It is the knife edge of Halloween
and you will leave tomorrow.
The chill of this coast
invades your joints like mold,
fills your lungs with moss.
Your suitcase sways on the porch swing.
Even the house seems to list,
as if it were built of driftwood
instead of deadwood.
We have a daughter in college and a mortgage.
Your body can no longer work. All night, I hold you
like dead leaves in my fists
until the moon gives up on the last breath of yesterday
held in my lungs.
You say your return is as reliable as the wood ducks
who raise their babies every year in the pond grasses
across the driveway.
You take ten minutes to get out of bed,
pause, convince your joints you can walk.
I ask for one more day, you shake your head.
I help you down to the bay.
The day is unseasonably clear, almost tropical.
You perch on a log,
unclench in the heat.
The low tide has left a plain of wet sand and derelict trees.
I begin to build something in the hope of filling myself.
First a Kon-Tiki deck of driftwood.
Then, circular walls piled higher
that suddenly tumble down in a hollow rumble.
I build again, learn the tolerance of wood for staying in place—
finish an igloo of ribs and fingers
as the horizon harvests a pumpkin-sun.
I turn and you have crawled up a tangle of branches and trunks—
chasing the light upward from a darkened shore
your arms sunning out as if you want this brittle wood
to find buds and leaves.
Soon, my dome drifts out on the evening tide,
keeps itself intact as it twists.
The sun-burned Pacific promises
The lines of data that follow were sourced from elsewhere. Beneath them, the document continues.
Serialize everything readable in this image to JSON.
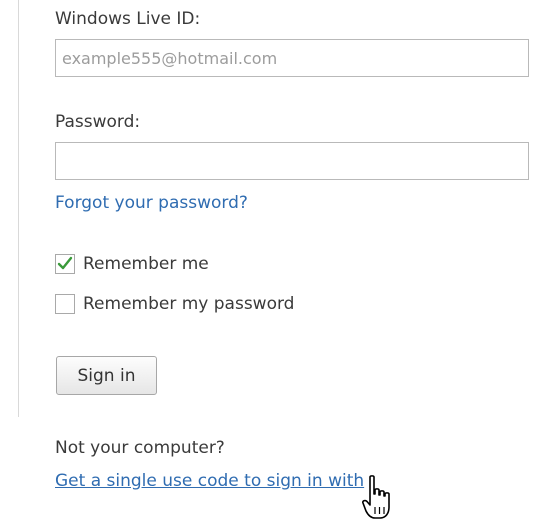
{
  "login": {
    "live_id_label": "Windows Live ID:",
    "live_id_placeholder": "example555@hotmail.com",
    "live_id_value": "",
    "password_label": "Password:",
    "password_value": "",
    "forgot_link": "Forgot your password?",
    "remember_me": {
      "label": "Remember me",
      "checked": true
    },
    "remember_password": {
      "label": "Remember my password",
      "checked": false
    },
    "sign_in_button": "Sign in",
    "not_your_computer": "Not your computer?",
    "single_use_code_link": "Get a single use code to sign in with"
  },
  "colors": {
    "link": "#2f6cb1",
    "checkmark": "#3a9a3a",
    "input_border": "#b9b9b9"
  },
  "icons": {
    "checkmark": "checkmark-icon",
    "cursor": "hand-pointer-cursor-icon"
  }
}
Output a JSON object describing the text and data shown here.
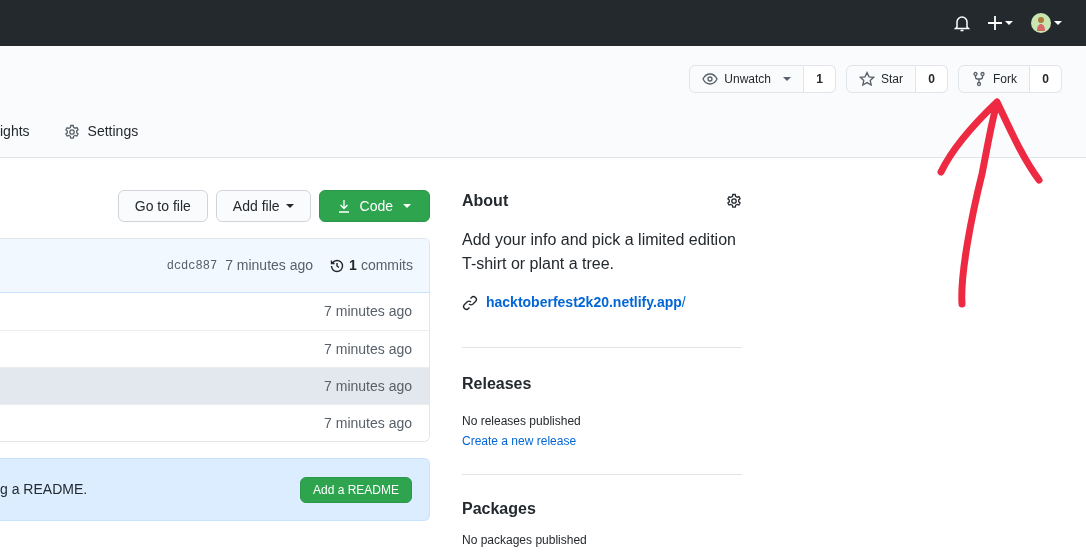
{
  "header": {
    "actions": [
      {
        "kind": "watch",
        "label": "Unwatch",
        "count": "1"
      },
      {
        "kind": "star",
        "label": "Star",
        "count": "0"
      },
      {
        "kind": "fork",
        "label": "Fork",
        "count": "0"
      }
    ]
  },
  "tabs": [
    {
      "label": "ights",
      "icon": false
    },
    {
      "label": "Settings",
      "icon": true
    }
  ],
  "toolbar": {
    "goto": "Go to file",
    "add": "Add file",
    "code": "Code"
  },
  "commit": {
    "hash": "dcdc887",
    "time": "7 minutes ago",
    "count": "1",
    "count_label": "commits"
  },
  "files": [
    {
      "time": "7 minutes ago",
      "selected": false
    },
    {
      "time": "7 minutes ago",
      "selected": false
    },
    {
      "time": "7 minutes ago",
      "selected": true
    },
    {
      "time": "7 minutes ago",
      "selected": false
    }
  ],
  "readme": {
    "text": "g a README.",
    "button": "Add a README"
  },
  "about": {
    "title": "About",
    "description": "Add your info and pick a limited edition T-shirt or plant a tree.",
    "link": "hacktoberfest2k20.netlify.app",
    "link_suffix": "/"
  },
  "releases": {
    "title": "Releases",
    "empty": "No releases published",
    "create": "Create a new release"
  },
  "packages": {
    "title": "Packages",
    "empty": "No packages published"
  }
}
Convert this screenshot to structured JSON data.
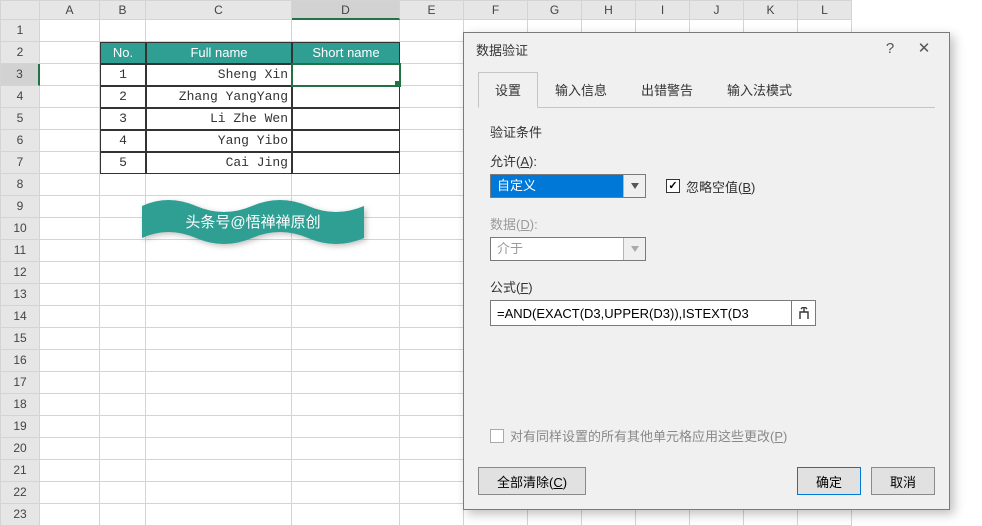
{
  "columns": [
    "A",
    "B",
    "C",
    "D",
    "E",
    "F",
    "G",
    "H",
    "I",
    "J",
    "K",
    "L"
  ],
  "rowCount": 23,
  "selected": {
    "col": "D",
    "row": 3
  },
  "table": {
    "headers": {
      "no": "No.",
      "full": "Full name",
      "short": "Short name"
    },
    "rows": [
      {
        "no": "1",
        "full": "Sheng Xin",
        "short": ""
      },
      {
        "no": "2",
        "full": "Zhang YangYang",
        "short": ""
      },
      {
        "no": "3",
        "full": "Li Zhe Wen",
        "short": ""
      },
      {
        "no": "4",
        "full": "Yang Yibo",
        "short": ""
      },
      {
        "no": "5",
        "full": "Cai Jing",
        "short": ""
      }
    ]
  },
  "banner": {
    "text": "头条号@悟禅禅原创"
  },
  "dialog": {
    "title": "数据验证",
    "help_icon": "?",
    "close_icon": "✕",
    "tabs": {
      "settings": "设置",
      "input_msg": "输入信息",
      "error_alert": "出错警告",
      "ime_mode": "输入法模式"
    },
    "section": "验证条件",
    "allow_label": "允许(A):",
    "allow_value": "自定义",
    "ignore_blank_label": "忽略空值(B)",
    "ignore_blank_checked": true,
    "data_label": "数据(D):",
    "data_value": "介于",
    "formula_label": "公式(F)",
    "formula_value": "=AND(EXACT(D3,UPPER(D3)),ISTEXT(D3",
    "apply_label": "对有同样设置的所有其他单元格应用这些更改(P)",
    "clear_all": "全部清除(C)",
    "ok": "确定",
    "cancel": "取消"
  }
}
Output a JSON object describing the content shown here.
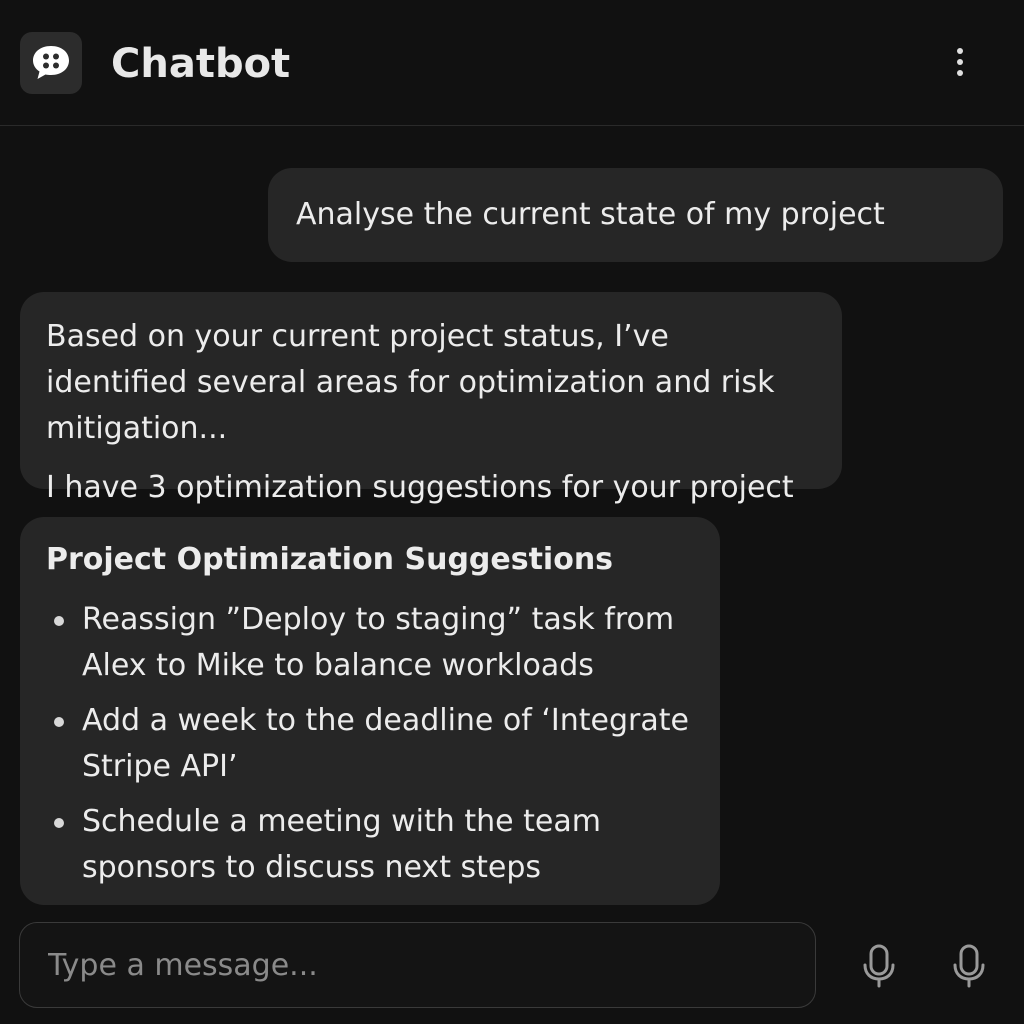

to set it on fire. I feel the breaking waves
at the bay’s mouth in my legs, my ribs, my teeth
as they splinter this home
I cannot live in.
Steve lives and works in Portland, Oregon with a lovely woman who writes and edits much better than he but refuses to admit it. Together, they host a reading series, a critique group open to the public, go to as many poetry events as humanly possible and teach creative writing to seniors in assisted living.